Published September 19, 2012
Ford hopes the redesigned Fusion will finally trounce the Camry.
The Fusion has become Ford's best-selling car since it went on sale in 2005, and it's one of the top sellers in the country. But Ford hopes the sexier styling, improved fuel economy and features like automatic parallel parking on the 2013 version will help it pass the perennial leader, the Toyota Camry.
Ford is enlisting "American Idol" host Ryan Seacrest to introduce the redesigned sedan alongside CEO Alan Mulally in New York's Times Square Tuesday. It also is holding events in Los Angeles, Miami, San Francisco, and on the lawn of its headquarters in Dearborn, Michigan.
The publicity blitz underscores the importance of the Fusion to Ford, which is rolling out the car to U.S. dealerships later this month. The midsize car segment is the biggest in the U.S., making up half of all car sales so far this year. It's also one of the most hotly contested. Three of the Fusion's biggest rivals — the Honda Accord, Nissan Altima and Chevrolet Malibu — are also new this fall.
Here's more about the 2013 Fusion:
PRICE: The Fusion starts at $21,700, which is less than the current Camry and in line with the new Altima and Accord. But the price rises quickly. A top-of-the-line Fusion with Ford's automatic parking system, lane departure warning, navigation and other goodies is $34,580. An Altima with similar features is $31,950.
POWER: The base engine, a 2.5-liter four-cylinder that gets up to 33 miles per gallon on the highway, is carried over from the old Fusion. But there are four new engine choices: a 1.6-liter, four-cylinder EcoBoost that's expected to get 37 mpg; a 2.0-liter, four-cylinder EcoBoost in its top-of-the-line Titanium model; a hybrid that gets an industry-best 47 mpg in the city; and a plug-in hybrid, called the Fusion Energi, which runs for longer on the battery and should get the equivalent of more than 100 mpg.

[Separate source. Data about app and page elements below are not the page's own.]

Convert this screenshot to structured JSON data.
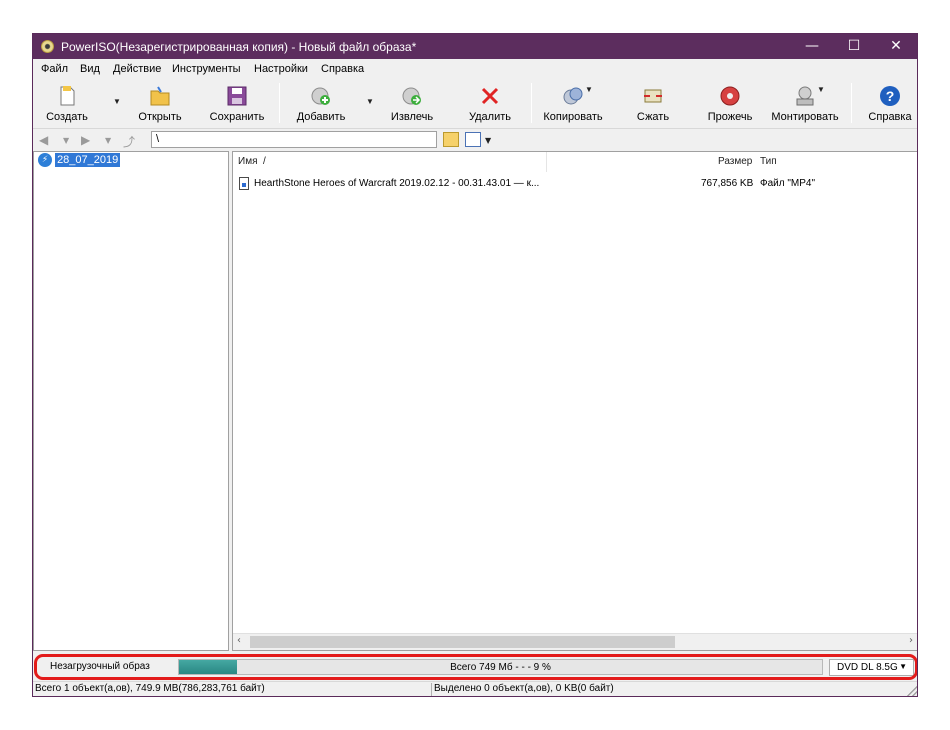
{
  "window": {
    "title": "PowerISO(Незарегистрированная копия) - Новый файл образа*",
    "controls": {
      "minimize": "—",
      "maximize": "☐",
      "close": "✕"
    },
    "titlebar_color": "#5c2d5e"
  },
  "menu": [
    "Файл",
    "Вид",
    "Действие",
    "Инструменты",
    "Настройки",
    "Справка"
  ],
  "toolbar": {
    "create": "Создать",
    "open": "Открыть",
    "save": "Сохранить",
    "add": "Добавить",
    "extract": "Извлечь",
    "delete": "Удалить",
    "copy": "Копировать",
    "compress": "Сжать",
    "burn": "Прожечь",
    "mount": "Монтировать",
    "help": "Справка"
  },
  "nav": {
    "path": "\\"
  },
  "tree": {
    "root": "28_07_2019"
  },
  "list": {
    "columns": {
      "name": "Имя",
      "sort_indicator": "/",
      "size": "Размер",
      "type": "Тип"
    },
    "rows": [
      {
        "name": "HearthStone  Heroes of Warcraft 2019.02.12 - 00.31.43.01 — к...",
        "size": "767,856 KB",
        "type": "Файл \"MP4\""
      }
    ]
  },
  "capacity": {
    "boot_type": "Незагрузочный образ",
    "summary": "Всего  749 Мб   - - -  9 %",
    "used_fraction": 0.09,
    "disc_type": "DVD DL 8.5G",
    "highlight_color": "#e31b1b"
  },
  "status": {
    "total": "Всего 1 объект(а,ов), 749.9 MB(786,283,761 байт)",
    "selected": "Выделено 0 объект(а,ов), 0 KB(0 байт)"
  }
}
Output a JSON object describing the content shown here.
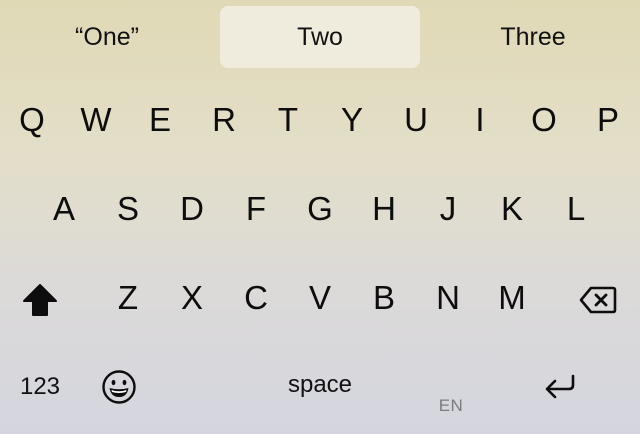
{
  "suggestions": [
    "“One”",
    "Two",
    "Three"
  ],
  "rows": {
    "row1": [
      "Q",
      "W",
      "E",
      "R",
      "T",
      "Y",
      "U",
      "I",
      "O",
      "P"
    ],
    "row2": [
      "A",
      "S",
      "D",
      "F",
      "G",
      "H",
      "J",
      "K",
      "L"
    ],
    "row3": [
      "Z",
      "X",
      "C",
      "V",
      "B",
      "N",
      "M"
    ]
  },
  "bottom": {
    "numbers_label": "123",
    "space_label": "space",
    "language_label": "EN"
  },
  "icons": {
    "shift": "shift-icon",
    "delete": "delete-icon",
    "emoji": "emoji-icon",
    "return": "return-icon"
  },
  "colors": {
    "background_top": "#e0d9b6",
    "background_bottom": "#d4d5df",
    "selected_suggestion": "#efebdd",
    "key_text": "#0d0d0d",
    "secondary_text": "#7a7a80"
  }
}
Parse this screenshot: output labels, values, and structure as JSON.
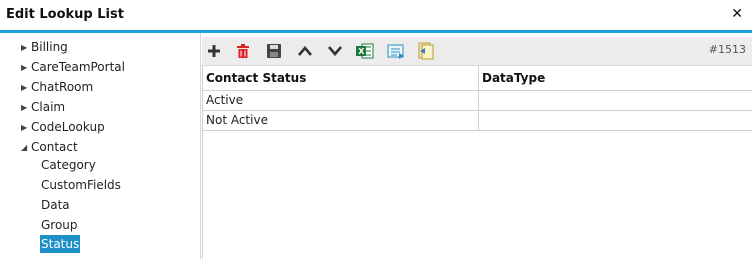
{
  "window": {
    "title": "Edit Lookup List",
    "close_glyph": "✕"
  },
  "tree": {
    "items": [
      {
        "label": "Billing",
        "expanded": false
      },
      {
        "label": "CareTeamPortal",
        "expanded": false
      },
      {
        "label": "ChatRoom",
        "expanded": false
      },
      {
        "label": "Claim",
        "expanded": false
      },
      {
        "label": "CodeLookup",
        "expanded": false
      },
      {
        "label": "Contact",
        "expanded": true
      }
    ],
    "children": [
      {
        "label": "Category"
      },
      {
        "label": "CustomFields"
      },
      {
        "label": "Data"
      },
      {
        "label": "Group"
      },
      {
        "label": "Status",
        "selected": true
      }
    ]
  },
  "toolbar": {
    "icons": [
      "add-icon",
      "delete-icon",
      "save-icon",
      "move-up-icon",
      "move-down-icon",
      "export-excel-icon",
      "export-csv-icon",
      "import-icon"
    ],
    "record_id": "#1513"
  },
  "grid": {
    "columns": [
      "Contact Status",
      "DataType"
    ],
    "rows": [
      [
        "Active",
        ""
      ],
      [
        "Not Active",
        ""
      ]
    ]
  },
  "colors": {
    "accent": "#1ba1e2",
    "selected": "#1e90c8",
    "delete": "#e02020"
  }
}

EXTERIOR DESIGN: The Fusion has a more aggressive look, borrowing the chiseled, aerodynamic profile of Ford's other new cars, the Fiesta and Focus. Its shuttered grille is gone, replaced by a diamond-shaped one at the end of a sharply creased, pointed hood.
Ford wanted the car to have a premium feel, so it took the extra — and more expensive — step of embedding the Ford badge in the hood instead of attaching it to the grille. Designer Chris Hamilton said the company wanted the car to look like it was worked on by hand.
Ford also incorporated feedback from global focus groups, since the Fusion will be sold all over the world. It redesigned the headlights, for example, after Chinese customers found them too sinister.
INTERIOR: The 2013 has more rear-leg room thanks to thinner seats up front. Ford says it has used better, softer materials. Among the options are Ford's Sync voice-controlled entertainment system and its My Ford Touch dashboard screen, which has had some glitches but it still cited by many customers as the reason they buy a Ford, since the technology is far ahead of some rivals.
OPTIONS: Options include a lane-keeping system, which uses cameras to monitor whether a driver is staying in his lane and alerts him if he swerves off course. There's also a system that parallel parks the car automatically, a blind-spot warning system and a cross-traffic alert monitor that beeps if traffic is coming while the car is backing out of a parking space. Toyota only offers a blind-spot monitor on the Camry. The 2013 Accord has lane-departure warning and a forward collision warning system. Neither has the automatic parking feature.
CHEERS: Analysts and fans were wowed by the design when Ford showed the car at the Detroit auto show earlier this year. The Fusion is likely to follow the success of other recent Ford redesigns, including the hot-selling Ford Explorer SUV.
JEERS: The Fusion can get expensive fast when buyers pile on options. It's unclear if Ford will see much demand for the hybrid and plug-in hybrid, since sales of the previous Fusion hybrid were anemic.
WHY IT MATTERS: The Fusion is the fourth-best selling midsize car in the U.S. right now, at 182,000 cars through August, and it's a key moneymaker for Ford. It's a strong new model but must duke it out in a hyper-competitive midsize segment.